Julie Leiker, Cushman & Wakefield’s Research Director for Silicon Valley, said, “The office market proved to be robust in 2019, generating more than 2.5 msf of total annual occupancy gain, nearly all occurring in the fourth quarter. The primary reason stemmed from significantly occupied construction completions late in the year, including Moffett Towers II in Sunnyvale leased to Facebook and Amazon, Menlo Gateway in Sunnyvale leased to Facebook, and Santana Row in West San Jose leased to Splunk.”
Leiker added, “On the other hand, the R&D market managed to just finish in the black with a mere 47,000 sf of net growth for the year. Gross leasing activity in the R&D sector also dropped in the fourth quarter coming in at 2.4 msf, resulting in a record low of just 11.4 msf for all of 2019. This follows the strong performances of 16.1 and 17.7 msf in 2018 and 2017, respectively, and a 10-year average gross absorption level of 15.1 msf.”
The report revealed both office and R&D vacancy rates still both remain very healthy in single digits in the 9.0% range. Silicon Valley’s office vacancy rate fell to 9.2% during the fourth quarter, falling 60 basis points (bps) from 9.8% in the third quarter. After dropping below 9.0% in the third quarter for the first time in three years, Silicon Valley’s R&D vacancy rate receded back to 9.6% in the fourth quarter.
The average asking rent increased in the fourth quarter to $4.93 per square foot on a monthly full service basis (psf) from $4.81 psf in the third quarter.
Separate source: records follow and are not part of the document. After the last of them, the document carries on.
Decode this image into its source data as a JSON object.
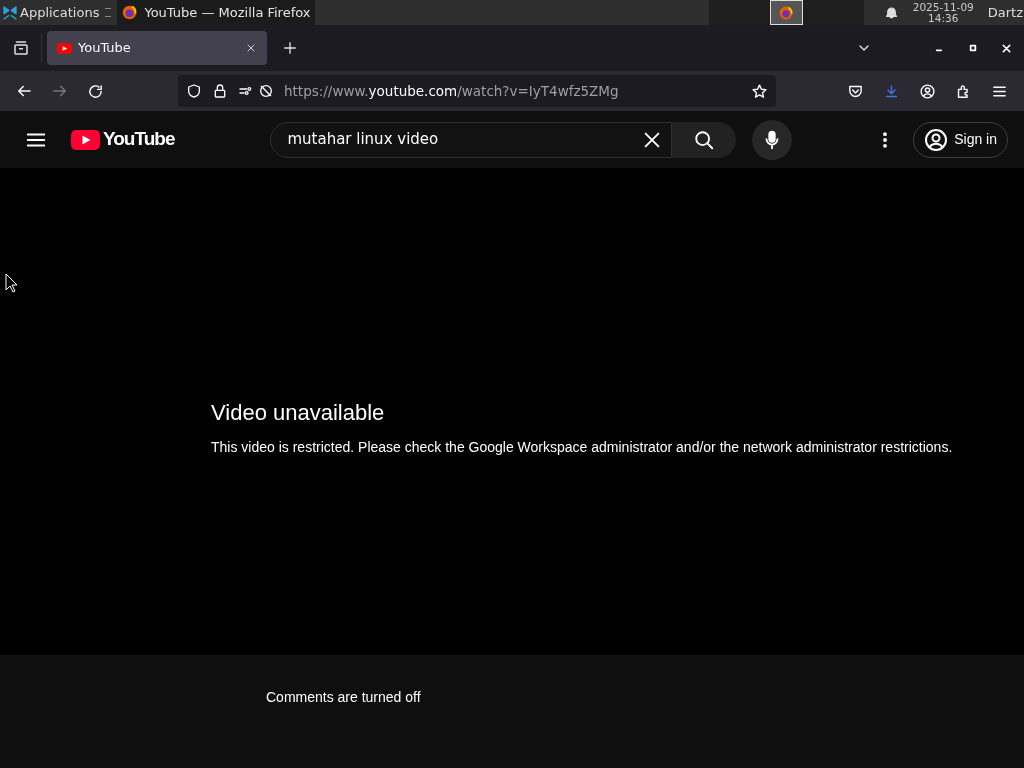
{
  "panel": {
    "apps_label": "Applications",
    "window_button": "YouTube — Mozilla Firefox",
    "clock_date": "2025-11-09",
    "clock_time": "14:36",
    "user": "Dartz"
  },
  "tabs": [
    {
      "label": "YouTube",
      "selected": true
    }
  ],
  "url": {
    "scheme": "https://www.",
    "host": "youtube.com",
    "path": "/watch?v=IyT4wfz5ZMg"
  },
  "youtube": {
    "logo": "YouTube",
    "search_value": "mutahar linux video",
    "sign_in": "Sign in"
  },
  "video": {
    "title": "Video unavailable",
    "message": "This video is restricted. Please check the Google Workspace administrator and/or the network administrator restrictions."
  },
  "comments": "Comments are turned off"
}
Despite some softening, the average asking rent for R&D space in Silicon Valley also increased slightly from $2.60 per square foot (psf) in the third quarter to $2.69 psf on a monthly triple net basis, and reflecting a 12.1% increase from $2.40 psf one year ago.
For myriad reasons, including regional accessibility and transportation services, Downtown San Jose continues as a key focal point for Silicon Valley as a result of intensified demand for space in the central business district. Notably, in the office sector, with interest and activity on the rise, the Downtown San Jose submarket has seen the most significant rent rate change recently with a 10% year-over-year increase closing the fourth quarter of 2019, with an average asking rent of $4.47 psf. Meanwhile, for the first time in over 10 years, spec construction has begun in Downtown San Jose with an 840,000-sf building breaking ground.
New construction also remains an important driver of activity throughout the region, as evidenced by the office sector’s elevated fourth quarter growth. New office product under construction in Silicon Valley totals approximately 4.8 msf, composed of 3.8 msf of speculative product and 1.0 msf of build-to-suits. Importantly, roughly 1.4 msf of the spec space is preleased leaving 2.4 msf that could enter market vacancy if not leased prior to completion. In the R&D sector, new construction also looks to be a market driver. New R&D product under construction consists of 3.7 msf, breaking down to 2.4 msf of build-to-suits and 1.3 msf of speculative product. However, over 40% of the R&D spec space is preleased, leaving just 700,000 sf that could enter vacancy once complete if unleased.
Gregory Davies, Senior Director with Cushman & Wakefield’s San Jose/Silicon Valley office, concluded, “We still have a strong pool of active tenants looking to expand their operations in Silicon Valley. And the strong finish in 2019–particularly in the office sector–combined with several large block transactions in the pipeline, fuel our positive expectations for 2020. We are currently tracking between 8 to 9 msf of active office/R&D tenant requirements and believe much of this demand will translate into positive absorption during the next few quarters.”